Print all the records exactly as they stand.
------------------------------
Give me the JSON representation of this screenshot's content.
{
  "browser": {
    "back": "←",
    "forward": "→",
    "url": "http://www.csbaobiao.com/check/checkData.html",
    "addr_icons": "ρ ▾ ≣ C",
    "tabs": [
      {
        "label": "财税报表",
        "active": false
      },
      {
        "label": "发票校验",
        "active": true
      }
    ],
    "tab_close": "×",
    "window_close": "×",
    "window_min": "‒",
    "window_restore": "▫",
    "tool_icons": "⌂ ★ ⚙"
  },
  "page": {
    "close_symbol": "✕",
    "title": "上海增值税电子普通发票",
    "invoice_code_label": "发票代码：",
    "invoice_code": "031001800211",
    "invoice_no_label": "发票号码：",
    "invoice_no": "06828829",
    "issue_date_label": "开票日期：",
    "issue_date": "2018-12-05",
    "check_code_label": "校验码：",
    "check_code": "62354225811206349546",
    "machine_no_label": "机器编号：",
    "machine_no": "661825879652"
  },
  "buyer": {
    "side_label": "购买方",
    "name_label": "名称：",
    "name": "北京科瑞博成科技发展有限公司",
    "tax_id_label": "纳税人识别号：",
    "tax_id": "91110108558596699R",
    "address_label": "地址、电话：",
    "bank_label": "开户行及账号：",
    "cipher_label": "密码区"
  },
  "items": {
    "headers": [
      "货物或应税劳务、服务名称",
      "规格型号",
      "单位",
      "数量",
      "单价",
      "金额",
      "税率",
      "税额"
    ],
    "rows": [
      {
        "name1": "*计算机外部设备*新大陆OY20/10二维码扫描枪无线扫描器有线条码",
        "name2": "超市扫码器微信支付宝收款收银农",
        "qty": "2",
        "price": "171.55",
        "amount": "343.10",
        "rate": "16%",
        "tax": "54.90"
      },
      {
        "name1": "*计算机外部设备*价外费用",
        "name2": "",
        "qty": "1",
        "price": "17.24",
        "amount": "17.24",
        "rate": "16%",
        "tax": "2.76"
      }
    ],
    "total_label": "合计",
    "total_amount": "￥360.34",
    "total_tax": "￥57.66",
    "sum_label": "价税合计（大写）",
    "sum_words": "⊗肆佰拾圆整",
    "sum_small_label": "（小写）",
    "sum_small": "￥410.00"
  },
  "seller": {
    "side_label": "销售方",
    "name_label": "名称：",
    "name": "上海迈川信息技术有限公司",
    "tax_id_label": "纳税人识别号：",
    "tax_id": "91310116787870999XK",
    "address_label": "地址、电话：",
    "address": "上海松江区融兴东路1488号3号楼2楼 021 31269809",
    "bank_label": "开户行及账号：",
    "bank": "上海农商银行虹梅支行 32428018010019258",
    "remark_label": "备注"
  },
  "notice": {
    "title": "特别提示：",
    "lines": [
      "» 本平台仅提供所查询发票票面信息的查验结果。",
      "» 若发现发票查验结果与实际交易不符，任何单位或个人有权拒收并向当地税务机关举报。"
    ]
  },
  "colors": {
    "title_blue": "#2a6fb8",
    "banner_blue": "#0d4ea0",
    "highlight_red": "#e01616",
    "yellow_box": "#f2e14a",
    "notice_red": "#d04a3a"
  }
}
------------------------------
ANSWER SECTION:
Give me the JSON representation of this screenshot's content.
{
  "browser": {
    "back": "←",
    "forward": "→",
    "url": "http://www.csbaobiao.com/check/checkData.html",
    "addr_icons": "ρ ▾ ≣ C",
    "tabs": [
      {
        "label": "财税报表",
        "active": false
      },
      {
        "label": "发票校验",
        "active": true
      }
    ],
    "tab_close": "×",
    "window_close": "×",
    "window_min": "‒",
    "window_restore": "▫",
    "tool_icons": "⌂ ★ ⚙"
  },
  "page": {
    "close_symbol": "✕",
    "title": "上海增值税电子普通发票",
    "invoice_code_label": "发票代码：",
    "invoice_code": "031001800211",
    "invoice_no_label": "发票号码：",
    "invoice_no": "06828829",
    "issue_date_label": "开票日期：",
    "issue_date": "2018-12-05",
    "check_code_label": "校验码：",
    "check_code": "62354225811206349546",
    "machine_no_label": "机器编号：",
    "machine_no": "661825879652"
  },
  "buyer": {
    "side_label": "购买方",
    "name_label": "名称：",
    "name": "北京科瑞博成科技发展有限公司",
    "tax_id_label": "纳税人识别号：",
    "tax_id": "91110108558596699R",
    "address_label": "地址、电话：",
    "bank_label": "开户行及账号：",
    "cipher_label": "密码区"
  },
  "items": {
    "headers": [
      "货物或应税劳务、服务名称",
      "规格型号",
      "单位",
      "数量",
      "单价",
      "金额",
      "税率",
      "税额"
    ],
    "rows": [
      {
        "name1": "*计算机外部设备*新大陆OY20/10二维码扫描枪无线扫描器有线条码",
        "name2": "超市扫码器微信支付宝收款收银农",
        "qty": "2",
        "price": "171.55",
        "amount": "343.10",
        "rate": "16%",
        "tax": "54.90"
      },
      {
        "name1": "*计算机外部设备*价外费用",
        "name2": "",
        "qty": "1",
        "price": "17.24",
        "amount": "17.24",
        "rate": "16%",
        "tax": "2.76"
      }
    ],
    "total_label": "合计",
    "total_amount": "￥360.34",
    "total_tax": "￥57.66",
    "sum_label": "价税合计（大写）",
    "sum_words": "⊗肆佰拾圆整",
    "sum_small_label": "（小写）",
    "sum_small": "￥410.00"
  },
  "seller": {
    "side_label": "销售方",
    "name_label": "名称：",
    "name": "上海迈川信息技术有限公司",
    "tax_id_label": "纳税人识别号：",
    "tax_id": "91310116787870999XK",
    "address_label": "地址、电话：",
    "address": "上海松江区融兴东路1488号3号楼2楼 021 31269809",
    "bank_label": "开户行及账号：",
    "bank": "上海农商银行虹梅支行 32428018010019258",
    "remark_label": "备注"
  },
  "notice": {
    "title": "特别提示：",
    "lines": [
      "» 本平台仅提供所查询发票票面信息的查验结果。",
      "» 若发现发票查验结果与实际交易不符，任何单位或个人有权拒收并向当地税务机关举报。"
    ]
  },
  "colors": {
    "title_blue": "#2a6fb8",
    "banner_blue": "#0d4ea0",
    "highlight_red": "#e01616",
    "yellow_box": "#f2e14a",
    "notice_red": "#d04a3a"
  }
}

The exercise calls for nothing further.